Spawn is the fully colonized grain that will be used to inoculate bulk substrate. Spawn-to-Bulk is the process of mixing the colonized spawn with a bulk substrate.


  1. Break apart the colonized grain spawn and mix it evenly throughout your bulk substrate in a mushroom grow bag or monotub.
  2. Reseal your grow bag or place the lid on your monotub to begin colonization of the substrate.

Step 6 - Substrate Colonization

Substrate Colonization: The phase in which the fungal mycelium expands from the grain spawn to grow throughout the substrate.


Place the inoculated bulk substrate container or plastic bag in a controlled environment and regularly check for signs of mycelial growth and potential contamination (like green mold or bacteria).

Step 7 - Fruiting

Fruiting: The stage in which the mycelium produces fruiting bodies, commonly known as mushrooms 🍄

Fruiting Conditions

Environmental conditions like temperature, relative humidity levels, carbon dioxide, and fresh air exchange are crucial for the development of primordia, also known as pins, which will mature into the fruiting stage. High humidity, cooler temperatures, and proper air flow help drive mushroom development.

Procedure For Monotubs

Remove coverings or plugs from lid holes and apply filters to promote air exchange and create ideal fruiting conditions.

Procedure For Bags

Expose the bulk substrate to fruiting conditions by opening the bag or cutting a hole or slit.

Step 8 - Harvest


When the mushrooms have fully matured, carefully separate from the substrate using a knife, or twist and pull at the base to remove. Enjoy your mushrooms!

Pro tip: Timing

Be sure to research ideal harvesting times for each species you grow in order to harvest at peak maturity. Waiting too long to harvest will cause your mushrooms to release spores.


Under ideal conditions, mushrooms will repeat the production of fruiting bodies again after harvesting. Each new development of mushrooms in a grow is known as a flush. Some strains of mushroom may develop two, three or even more flushes before the substrate runs out of energy.

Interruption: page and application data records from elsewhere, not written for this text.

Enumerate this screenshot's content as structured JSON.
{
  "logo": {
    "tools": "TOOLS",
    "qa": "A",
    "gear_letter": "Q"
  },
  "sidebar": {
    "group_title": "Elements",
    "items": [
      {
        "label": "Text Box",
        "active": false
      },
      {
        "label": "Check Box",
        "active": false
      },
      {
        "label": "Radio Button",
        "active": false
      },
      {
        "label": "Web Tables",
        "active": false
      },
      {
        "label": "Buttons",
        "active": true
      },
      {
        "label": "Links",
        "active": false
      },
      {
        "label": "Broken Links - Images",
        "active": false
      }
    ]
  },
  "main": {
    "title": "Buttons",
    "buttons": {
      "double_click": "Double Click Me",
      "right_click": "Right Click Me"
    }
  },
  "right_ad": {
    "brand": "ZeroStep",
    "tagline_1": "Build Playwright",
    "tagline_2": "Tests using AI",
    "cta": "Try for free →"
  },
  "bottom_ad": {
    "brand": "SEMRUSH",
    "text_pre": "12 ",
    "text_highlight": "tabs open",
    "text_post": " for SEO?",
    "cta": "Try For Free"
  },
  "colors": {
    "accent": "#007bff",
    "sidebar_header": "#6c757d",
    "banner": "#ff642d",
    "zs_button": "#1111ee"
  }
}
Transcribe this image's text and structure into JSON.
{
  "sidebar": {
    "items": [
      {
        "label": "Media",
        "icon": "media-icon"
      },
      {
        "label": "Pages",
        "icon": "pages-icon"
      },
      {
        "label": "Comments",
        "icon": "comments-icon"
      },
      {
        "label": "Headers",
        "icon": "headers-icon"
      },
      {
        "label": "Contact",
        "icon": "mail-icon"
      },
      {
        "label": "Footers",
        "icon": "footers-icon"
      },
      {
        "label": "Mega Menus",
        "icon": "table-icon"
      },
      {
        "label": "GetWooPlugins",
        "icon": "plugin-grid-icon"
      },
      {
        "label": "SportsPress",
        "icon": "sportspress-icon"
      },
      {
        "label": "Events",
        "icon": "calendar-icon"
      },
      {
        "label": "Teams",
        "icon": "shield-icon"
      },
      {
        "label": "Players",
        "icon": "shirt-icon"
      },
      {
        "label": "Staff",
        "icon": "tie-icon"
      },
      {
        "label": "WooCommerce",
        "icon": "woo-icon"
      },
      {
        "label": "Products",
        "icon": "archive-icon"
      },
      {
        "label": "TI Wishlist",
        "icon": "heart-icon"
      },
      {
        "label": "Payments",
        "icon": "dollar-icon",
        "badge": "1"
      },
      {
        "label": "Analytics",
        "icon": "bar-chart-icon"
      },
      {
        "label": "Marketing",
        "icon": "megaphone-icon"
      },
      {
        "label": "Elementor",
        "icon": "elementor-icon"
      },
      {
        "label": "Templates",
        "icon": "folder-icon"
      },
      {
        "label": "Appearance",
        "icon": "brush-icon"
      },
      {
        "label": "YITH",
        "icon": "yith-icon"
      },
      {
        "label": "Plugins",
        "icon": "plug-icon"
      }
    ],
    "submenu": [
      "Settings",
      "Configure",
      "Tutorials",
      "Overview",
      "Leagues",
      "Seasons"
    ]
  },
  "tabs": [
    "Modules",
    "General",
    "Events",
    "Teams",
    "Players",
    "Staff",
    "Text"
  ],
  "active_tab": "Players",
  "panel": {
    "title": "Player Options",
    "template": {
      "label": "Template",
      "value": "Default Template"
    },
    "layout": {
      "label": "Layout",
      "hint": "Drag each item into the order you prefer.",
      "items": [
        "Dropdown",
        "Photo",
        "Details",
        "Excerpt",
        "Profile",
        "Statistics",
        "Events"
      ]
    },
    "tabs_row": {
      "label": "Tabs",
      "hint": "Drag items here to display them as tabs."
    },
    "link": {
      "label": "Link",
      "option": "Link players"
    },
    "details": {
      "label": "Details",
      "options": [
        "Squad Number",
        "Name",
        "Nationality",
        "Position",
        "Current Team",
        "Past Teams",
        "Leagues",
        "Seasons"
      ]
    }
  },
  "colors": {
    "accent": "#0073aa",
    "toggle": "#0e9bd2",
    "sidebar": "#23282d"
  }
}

While the details of each step may vary based on the species of mushroom you cultivate, the basic process of mushroom growing is the same. Do your research beforehand and carefully create the ideal conditions for your crop, then follow these steps to successfully grow your own mushrooms any time!